In the last few months, there has been a plethora of launches. First it was Greene King with its Charlie Parker-inspired, US-style IPA, Yardbird, then Charles Wells released its collaboration with Delaware's Dogfish Head Brewery. After that Fuller's came along with its 'craft' lager, Frontier, then Marston's showcased its Revisionist 'craft' lager.

(The only slight reversal is news that Shepherd Neame will try to sell its Spitfire beer in the US. But, the Kent group already brews Samuel Adams under licence in the UK for Boston Beer Co.)

So, why all the activity? 

It's partly down to the direction in which drinkers' tastes are heading. Cask ale has been enjoying a renaissance for some time now in the UK, evidenced by the record number of breweries setting up in the country. Beyond this, however, the sub-category of 'speciality' or 'craft' beer has outperformed even the traditional UK cask market, with 10% volume growth in 2012.

A new generation of well-travelled British beer drinkers are, frankly, a bit bored of many traditional beers being turned out by some of these brewers. Having experienced the remarkable things that can be done with beer, hop-heavy IPAs and pale ales, the idea of supping on a slightly warm, and in comparison, flavourless, bitter, no longer appeals.

Image is also important in the race for the craft beer prize, as younger, fashion-conscious drinkers turn to the category. So, being seen supping some edgy, US-influenced brew scores more hipster points than perhaps a beer from some stuffy British brewer.

No doubt, also, the relative big boys of the UK's brewing scene are looking over their shoulders at the country's smaller players. More and more niche brewers are bagging bar space, again, as pub owners react to changing tastes.

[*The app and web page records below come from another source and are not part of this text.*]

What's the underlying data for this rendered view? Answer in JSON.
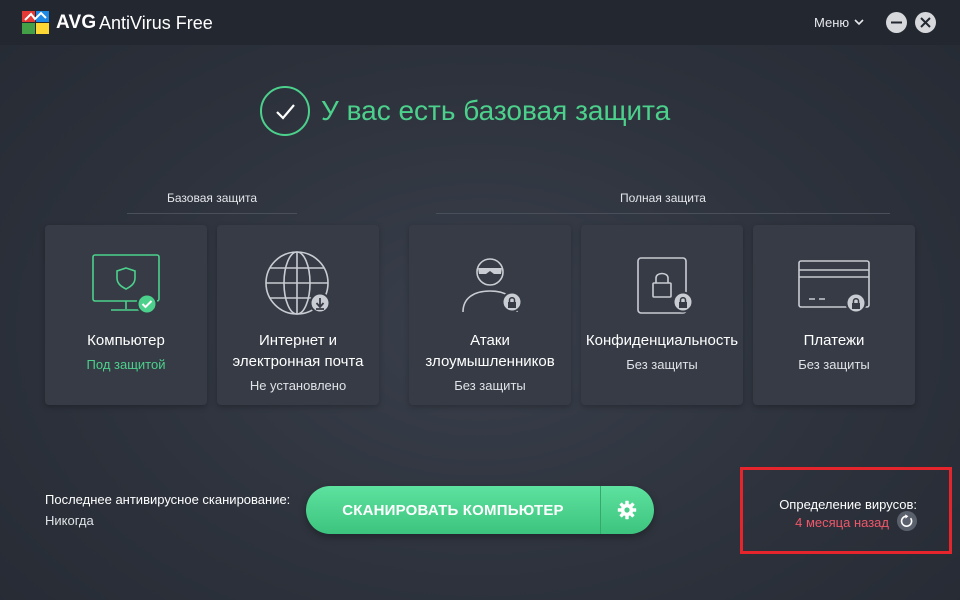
{
  "app": {
    "brand": "AVG",
    "product": "AntiVirus Free",
    "menu_label": "Меню"
  },
  "status": {
    "text": "У вас есть базовая защита",
    "color": "#4cd18c"
  },
  "groups": {
    "basic": "Базовая защита",
    "full": "Полная защита"
  },
  "cards": [
    {
      "title": "Компьютер",
      "status": "Под защитой",
      "icon": "monitor-shield-icon",
      "badge": "check-badge-icon"
    },
    {
      "title": "Интернет и электронная почта",
      "status": "Не установлено",
      "icon": "globe-icon",
      "badge": "download-badge-icon"
    },
    {
      "title": "Атаки злоумышленников",
      "status": "Без защиты",
      "icon": "hacker-icon",
      "badge": "lock-badge-icon"
    },
    {
      "title": "Конфиденциальность",
      "status": "Без защиты",
      "icon": "privacy-lock-icon",
      "badge": "lock-badge-icon"
    },
    {
      "title": "Платежи",
      "status": "Без защиты",
      "icon": "credit-card-icon",
      "badge": "lock-badge-icon"
    }
  ],
  "scan": {
    "last_scan_label": "Последнее антивирусное сканирование:",
    "last_scan_value": "Никогда",
    "button_label": "СКАНИРОВАТЬ КОМПЬЮТЕР"
  },
  "definitions": {
    "label": "Определение вирусов:",
    "value": "4 месяца назад",
    "value_color": "#f0576a"
  }
}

The continued demise of more “traditional” style English pubs will have had an impact too.

The term 'craft' in itself can be seen as a slippery marketing concept, and has been the subject of a heated turf war in the US. No such controversy has yet to emerge in the UK. 

It is little wonder that the UK's family brewers are trying to catch a bit of cool. Ultimately, it's a case of adapt or die.

Some of these companies may have been around for hundreds of years, but these days tradition, increasingly, counts for quite a lot less than it once did.